[Records from a dataset]
□ □ □ □ □
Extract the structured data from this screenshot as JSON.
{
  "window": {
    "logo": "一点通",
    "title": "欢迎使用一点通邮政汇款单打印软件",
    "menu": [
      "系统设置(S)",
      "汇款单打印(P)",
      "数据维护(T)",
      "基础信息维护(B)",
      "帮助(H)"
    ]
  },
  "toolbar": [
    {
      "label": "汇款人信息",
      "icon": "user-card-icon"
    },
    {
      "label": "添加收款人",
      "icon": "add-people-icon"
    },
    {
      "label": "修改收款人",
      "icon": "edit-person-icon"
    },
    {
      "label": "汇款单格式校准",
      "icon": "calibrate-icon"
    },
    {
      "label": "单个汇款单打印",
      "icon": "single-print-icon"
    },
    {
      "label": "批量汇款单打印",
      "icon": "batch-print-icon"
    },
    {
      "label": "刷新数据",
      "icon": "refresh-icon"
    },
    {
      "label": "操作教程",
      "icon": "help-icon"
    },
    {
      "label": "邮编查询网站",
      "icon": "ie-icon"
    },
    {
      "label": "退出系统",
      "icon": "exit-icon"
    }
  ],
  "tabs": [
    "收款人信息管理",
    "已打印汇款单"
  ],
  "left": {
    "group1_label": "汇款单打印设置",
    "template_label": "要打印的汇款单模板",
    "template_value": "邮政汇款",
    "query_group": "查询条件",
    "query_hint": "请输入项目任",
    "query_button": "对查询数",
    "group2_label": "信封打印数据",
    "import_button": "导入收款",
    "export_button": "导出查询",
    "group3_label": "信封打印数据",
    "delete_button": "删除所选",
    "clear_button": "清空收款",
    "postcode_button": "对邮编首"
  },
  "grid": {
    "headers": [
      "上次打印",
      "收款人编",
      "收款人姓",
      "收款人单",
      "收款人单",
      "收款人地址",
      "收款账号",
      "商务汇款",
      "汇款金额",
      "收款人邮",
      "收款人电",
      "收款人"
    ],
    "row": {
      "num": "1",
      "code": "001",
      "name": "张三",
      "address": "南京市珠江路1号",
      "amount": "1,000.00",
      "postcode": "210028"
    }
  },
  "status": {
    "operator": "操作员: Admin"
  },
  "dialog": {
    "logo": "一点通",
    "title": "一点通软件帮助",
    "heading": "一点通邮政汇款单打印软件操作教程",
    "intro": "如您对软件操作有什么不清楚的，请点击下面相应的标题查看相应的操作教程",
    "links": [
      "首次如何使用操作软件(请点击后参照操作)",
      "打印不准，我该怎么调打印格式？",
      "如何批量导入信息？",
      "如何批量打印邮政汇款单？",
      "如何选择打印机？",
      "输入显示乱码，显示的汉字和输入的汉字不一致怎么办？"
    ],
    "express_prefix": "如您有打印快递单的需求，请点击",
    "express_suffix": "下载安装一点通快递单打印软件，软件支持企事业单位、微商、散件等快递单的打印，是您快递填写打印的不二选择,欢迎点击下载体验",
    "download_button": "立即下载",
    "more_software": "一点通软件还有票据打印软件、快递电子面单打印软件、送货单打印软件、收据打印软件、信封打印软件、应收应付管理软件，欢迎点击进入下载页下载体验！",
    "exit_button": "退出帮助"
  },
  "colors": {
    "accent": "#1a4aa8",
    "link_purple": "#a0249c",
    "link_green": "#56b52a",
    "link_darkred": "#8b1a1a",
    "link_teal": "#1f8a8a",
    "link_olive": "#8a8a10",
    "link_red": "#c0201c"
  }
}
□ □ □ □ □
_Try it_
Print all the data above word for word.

_Your solution_
Extract the structured data from this screenshot as JSON.
{
  "window": {
    "logo": "一点通",
    "title": "欢迎使用一点通邮政汇款单打印软件",
    "menu": [
      "系统设置(S)",
      "汇款单打印(P)",
      "数据维护(T)",
      "基础信息维护(B)",
      "帮助(H)"
    ]
  },
  "toolbar": [
    {
      "label": "汇款人信息",
      "icon": "user-card-icon"
    },
    {
      "label": "添加收款人",
      "icon": "add-people-icon"
    },
    {
      "label": "修改收款人",
      "icon": "edit-person-icon"
    },
    {
      "label": "汇款单格式校准",
      "icon": "calibrate-icon"
    },
    {
      "label": "单个汇款单打印",
      "icon": "single-print-icon"
    },
    {
      "label": "批量汇款单打印",
      "icon": "batch-print-icon"
    },
    {
      "label": "刷新数据",
      "icon": "refresh-icon"
    },
    {
      "label": "操作教程",
      "icon": "help-icon"
    },
    {
      "label": "邮编查询网站",
      "icon": "ie-icon"
    },
    {
      "label": "退出系统",
      "icon": "exit-icon"
    }
  ],
  "tabs": [
    "收款人信息管理",
    "已打印汇款单"
  ],
  "left": {
    "group1_label": "汇款单打印设置",
    "template_label": "要打印的汇款单模板",
    "template_value": "邮政汇款",
    "query_group": "查询条件",
    "query_hint": "请输入项目任",
    "query_button": "对查询数",
    "group2_label": "信封打印数据",
    "import_button": "导入收款",
    "export_button": "导出查询",
    "group3_label": "信封打印数据",
    "delete_button": "删除所选",
    "clear_button": "清空收款",
    "postcode_button": "对邮编首"
  },
  "grid": {
    "headers": [
      "上次打印",
      "收款人编",
      "收款人姓",
      "收款人单",
      "收款人单",
      "收款人地址",
      "收款账号",
      "商务汇款",
      "汇款金额",
      "收款人邮",
      "收款人电",
      "收款人"
    ],
    "row": {
      "num": "1",
      "code": "001",
      "name": "张三",
      "address": "南京市珠江路1号",
      "amount": "1,000.00",
      "postcode": "210028"
    }
  },
  "status": {
    "operator": "操作员: Admin"
  },
  "dialog": {
    "logo": "一点通",
    "title": "一点通软件帮助",
    "heading": "一点通邮政汇款单打印软件操作教程",
    "intro": "如您对软件操作有什么不清楚的，请点击下面相应的标题查看相应的操作教程",
    "links": [
      "首次如何使用操作软件(请点击后参照操作)",
      "打印不准，我该怎么调打印格式？",
      "如何批量导入信息？",
      "如何批量打印邮政汇款单？",
      "如何选择打印机？",
      "输入显示乱码，显示的汉字和输入的汉字不一致怎么办？"
    ],
    "express_prefix": "如您有打印快递单的需求，请点击",
    "express_suffix": "下载安装一点通快递单打印软件，软件支持企事业单位、微商、散件等快递单的打印，是您快递填写打印的不二选择,欢迎点击下载体验",
    "download_button": "立即下载",
    "more_software": "一点通软件还有票据打印软件、快递电子面单打印软件、送货单打印软件、收据打印软件、信封打印软件、应收应付管理软件，欢迎点击进入下载页下载体验！",
    "exit_button": "退出帮助"
  },
  "colors": {
    "accent": "#1a4aa8",
    "link_purple": "#a0249c",
    "link_green": "#56b52a",
    "link_darkred": "#8b1a1a",
    "link_teal": "#1f8a8a",
    "link_olive": "#8a8a10",
    "link_red": "#c0201c"
  }
}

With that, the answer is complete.